I decided to read this book because of the premise of the story. Carver sends a simple text to his friends. “Where are you guys? Text me back?”. Moments later, his three best friends die in a car accident. The police find a half-written text on the driver’s phone. This book doesn’t require any kind of suspension of disbelief because the premise is highly realistic and a product of our time: how many (young) people have died because they were using their phone while driving? A lot, I bet.
But while the premise immediately grabbed my attention, I was worried the story would simply be a vehicle (no pun intended) for conveying the author’s moral message: “texting while driving is wrong, kids. Don’t do it.” Luckily, that wasn’t the case. Sure, the message is still there, but the author doesn’t preach. The message isn’t the focus of the story.
The focus of the story is death and grief. More specifically, the way young adults deal with the loss of a friend (or, in the case, friends). Zentner explains it best:
“I’m drawn to stories about young people contending with the enormity of death, leaning upon this intelligence to process it, before they’ve even had much experience with life.

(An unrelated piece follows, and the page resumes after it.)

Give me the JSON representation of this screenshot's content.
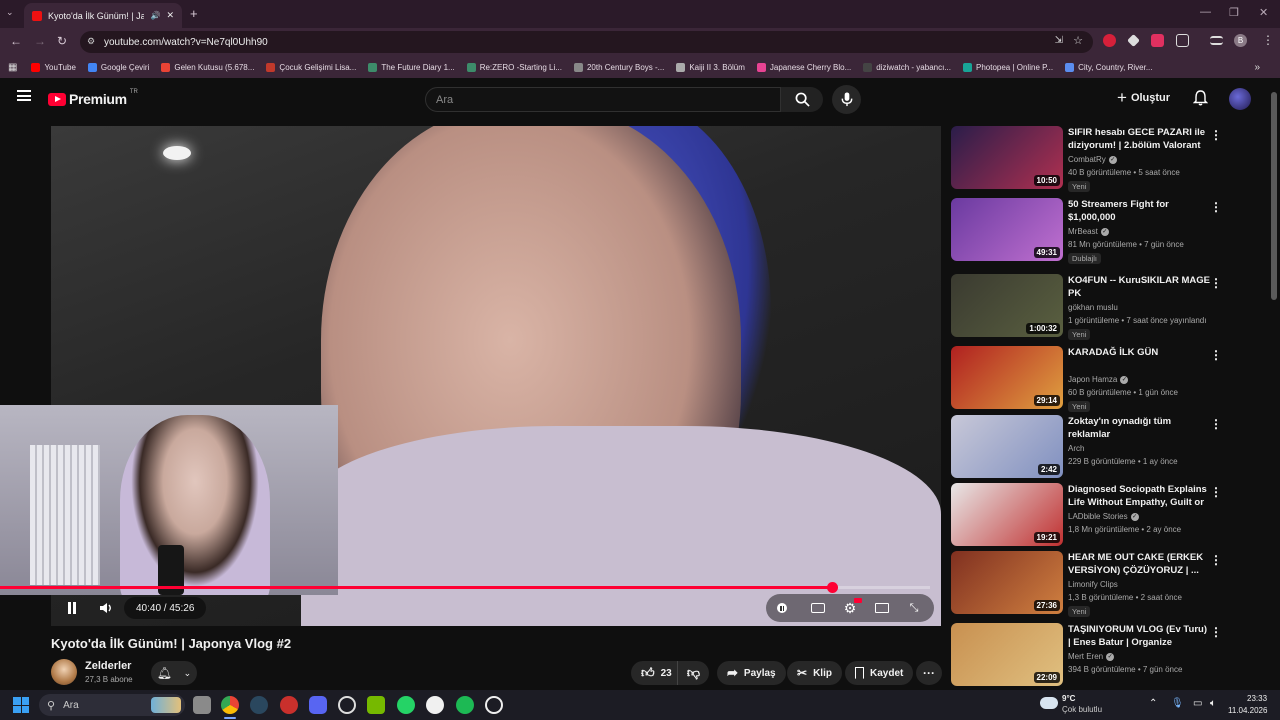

In my first book, The Serpent King, I dealt some with dying.
But I still wanted to tangle more with questions that can attend death: culpability, accountability, survival, memory, loneliness, and how we say goodbye to those we love. GOODBYE DAYS is the result of that desire.”
Zentner definitely succeeds in making his readers pause and think about these important life questions. He does so by telling a realistic and heart-breaking story, characterized by beautiful, thought-provoking prose.
“For the most part, you don’t hold the people you love in your heart because they rescued you from drowning or pulled you from a burning house. Mostly you hold them in your heart because they save you, in a million quiet and perfect ways, from being alone.”
Aside from the prose, I really loved Carver’s character. The descriptions of his feelings and actions are realistic and believable, which makes it almost impossible not to sympathize with him. To be honest, I just wanted to give him a hug and tell him everything would be okay again someday.
The “goodbye day”concept was also very interesting. No matter the experience, the goodbye days Carver had for this three friends, where he spent one last day sharing memories and saying goodbye to them, were cathartic and helped him grief and begin to heal.
The only thing I “disliked” were the flashbacks. I understand their purpose – it’s hard to make people care about three dead friends if you give them no sense of what these boys were like when they were alive – but they didn’t work for me. I didn’t really care for them and found myself speeding through those passages. This is very personal though because I rarely enjoy flashbacks.
But that’s about it. There’s nothing else I would change about this story.
Goodbye Days is a powerful, emotional, and realistic book about a teenage boy who’s lost his three best friends in an unfortunate car accident. Throughout the book, he deals with grief, anxiety, survival loss, confusion, and guilt as he says goodbye to his friends and learns to accept what has happened and what role he had to play in their death.